═════ Given records

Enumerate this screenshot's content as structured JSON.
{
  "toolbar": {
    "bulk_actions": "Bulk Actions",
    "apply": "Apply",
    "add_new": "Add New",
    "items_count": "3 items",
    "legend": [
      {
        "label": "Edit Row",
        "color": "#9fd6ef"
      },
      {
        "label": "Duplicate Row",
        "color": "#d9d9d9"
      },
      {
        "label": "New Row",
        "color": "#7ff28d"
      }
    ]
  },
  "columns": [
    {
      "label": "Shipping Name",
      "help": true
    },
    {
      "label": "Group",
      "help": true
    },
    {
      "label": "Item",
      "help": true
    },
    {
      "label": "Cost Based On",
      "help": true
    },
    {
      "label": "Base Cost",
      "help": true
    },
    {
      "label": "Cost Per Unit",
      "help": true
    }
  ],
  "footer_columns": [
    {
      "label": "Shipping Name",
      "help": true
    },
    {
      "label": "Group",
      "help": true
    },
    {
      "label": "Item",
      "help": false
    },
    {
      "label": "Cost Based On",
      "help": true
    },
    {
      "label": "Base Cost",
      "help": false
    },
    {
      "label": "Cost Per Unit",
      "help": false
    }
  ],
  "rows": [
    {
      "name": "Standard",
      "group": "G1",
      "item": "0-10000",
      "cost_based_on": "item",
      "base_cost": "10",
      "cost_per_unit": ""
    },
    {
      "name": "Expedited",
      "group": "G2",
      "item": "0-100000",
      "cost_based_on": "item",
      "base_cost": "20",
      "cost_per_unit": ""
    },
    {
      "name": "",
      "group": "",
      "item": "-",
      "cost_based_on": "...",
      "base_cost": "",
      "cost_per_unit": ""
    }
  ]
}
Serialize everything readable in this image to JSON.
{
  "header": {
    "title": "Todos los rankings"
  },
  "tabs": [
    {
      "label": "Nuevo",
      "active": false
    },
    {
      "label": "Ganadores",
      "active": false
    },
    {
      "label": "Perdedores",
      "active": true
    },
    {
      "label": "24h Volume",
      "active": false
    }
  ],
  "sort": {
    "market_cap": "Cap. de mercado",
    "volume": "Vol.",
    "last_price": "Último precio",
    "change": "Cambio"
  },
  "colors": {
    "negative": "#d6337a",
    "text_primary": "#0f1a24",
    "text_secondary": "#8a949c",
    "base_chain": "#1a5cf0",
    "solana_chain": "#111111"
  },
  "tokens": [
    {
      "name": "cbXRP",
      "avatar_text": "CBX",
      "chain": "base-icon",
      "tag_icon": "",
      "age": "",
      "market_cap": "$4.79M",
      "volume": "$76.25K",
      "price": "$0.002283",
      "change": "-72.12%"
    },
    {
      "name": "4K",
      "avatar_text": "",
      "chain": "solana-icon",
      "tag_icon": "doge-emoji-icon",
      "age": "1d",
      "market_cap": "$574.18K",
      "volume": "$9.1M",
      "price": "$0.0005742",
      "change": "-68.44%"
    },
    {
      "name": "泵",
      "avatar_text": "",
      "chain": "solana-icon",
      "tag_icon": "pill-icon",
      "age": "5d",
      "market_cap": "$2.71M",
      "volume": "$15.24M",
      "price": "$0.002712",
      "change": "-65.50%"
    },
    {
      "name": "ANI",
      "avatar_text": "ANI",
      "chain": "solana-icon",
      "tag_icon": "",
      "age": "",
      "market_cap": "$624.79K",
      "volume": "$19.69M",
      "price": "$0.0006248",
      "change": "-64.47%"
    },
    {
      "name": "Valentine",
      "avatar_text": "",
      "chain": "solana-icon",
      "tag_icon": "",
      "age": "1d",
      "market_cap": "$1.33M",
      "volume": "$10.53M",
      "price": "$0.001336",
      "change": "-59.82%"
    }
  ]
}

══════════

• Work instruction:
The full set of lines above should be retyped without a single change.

• Your response:
Enumerate this screenshot's content as structured JSON.
{
  "toolbar": {
    "bulk_actions": "Bulk Actions",
    "apply": "Apply",
    "add_new": "Add New",
    "items_count": "3 items",
    "legend": [
      {
        "label": "Edit Row",
        "color": "#9fd6ef"
      },
      {
        "label": "Duplicate Row",
        "color": "#d9d9d9"
      },
      {
        "label": "New Row",
        "color": "#7ff28d"
      }
    ]
  },
  "columns": [
    {
      "label": "Shipping Name",
      "help": true
    },
    {
      "label": "Group",
      "help": true
    },
    {
      "label": "Item",
      "help": true
    },
    {
      "label": "Cost Based On",
      "help": true
    },
    {
      "label": "Base Cost",
      "help": true
    },
    {
      "label": "Cost Per Unit",
      "help": true
    }
  ],
  "footer_columns": [
    {
      "label": "Shipping Name",
      "help": true
    },
    {
      "label": "Group",
      "help": true
    },
    {
      "label": "Item",
      "help": false
    },
    {
      "label": "Cost Based On",
      "help": true
    },
    {
      "label": "Base Cost",
      "help": false
    },
    {
      "label": "Cost Per Unit",
      "help": false
    }
  ],
  "rows": [
    {
      "name": "Standard",
      "group": "G1",
      "item": "0-10000",
      "cost_based_on": "item",
      "base_cost": "10",
      "cost_per_unit": ""
    },
    {
      "name": "Expedited",
      "group": "G2",
      "item": "0-100000",
      "cost_based_on": "item",
      "base_cost": "20",
      "cost_per_unit": ""
    },
    {
      "name": "",
      "group": "",
      "item": "-",
      "cost_based_on": "...",
      "base_cost": "",
      "cost_per_unit": ""
    }
  ]
}
Serialize everything readable in this image to JSON.
{
  "header": {
    "title": "Todos los rankings"
  },
  "tabs": [
    {
      "label": "Nuevo",
      "active": false
    },
    {
      "label": "Ganadores",
      "active": false
    },
    {
      "label": "Perdedores",
      "active": true
    },
    {
      "label": "24h Volume",
      "active": false
    }
  ],
  "sort": {
    "market_cap": "Cap. de mercado",
    "volume": "Vol.",
    "last_price": "Último precio",
    "change": "Cambio"
  },
  "colors": {
    "negative": "#d6337a",
    "text_primary": "#0f1a24",
    "text_secondary": "#8a949c",
    "base_chain": "#1a5cf0",
    "solana_chain": "#111111"
  },
  "tokens": [
    {
      "name": "cbXRP",
      "avatar_text": "CBX",
      "chain": "base-icon",
      "tag_icon": "",
      "age": "",
      "market_cap": "$4.79M",
      "volume": "$76.25K",
      "price": "$0.002283",
      "change": "-72.12%"
    },
    {
      "name": "4K",
      "avatar_text": "",
      "chain": "solana-icon",
      "tag_icon": "doge-emoji-icon",
      "age": "1d",
      "market_cap": "$574.18K",
      "volume": "$9.1M",
      "price": "$0.0005742",
      "change": "-68.44%"
    },
    {
      "name": "泵",
      "avatar_text": "",
      "chain": "solana-icon",
      "tag_icon": "pill-icon",
      "age": "5d",
      "market_cap": "$2.71M",
      "volume": "$15.24M",
      "price": "$0.002712",
      "change": "-65.50%"
    },
    {
      "name": "ANI",
      "avatar_text": "ANI",
      "chain": "solana-icon",
      "tag_icon": "",
      "age": "",
      "market_cap": "$624.79K",
      "volume": "$19.69M",
      "price": "$0.0006248",
      "change": "-64.47%"
    },
    {
      "name": "Valentine",
      "avatar_text": "",
      "chain": "solana-icon",
      "tag_icon": "",
      "age": "1d",
      "market_cap": "$1.33M",
      "volume": "$10.53M",
      "price": "$0.001336",
      "change": "-59.82%"
    }
  ]
}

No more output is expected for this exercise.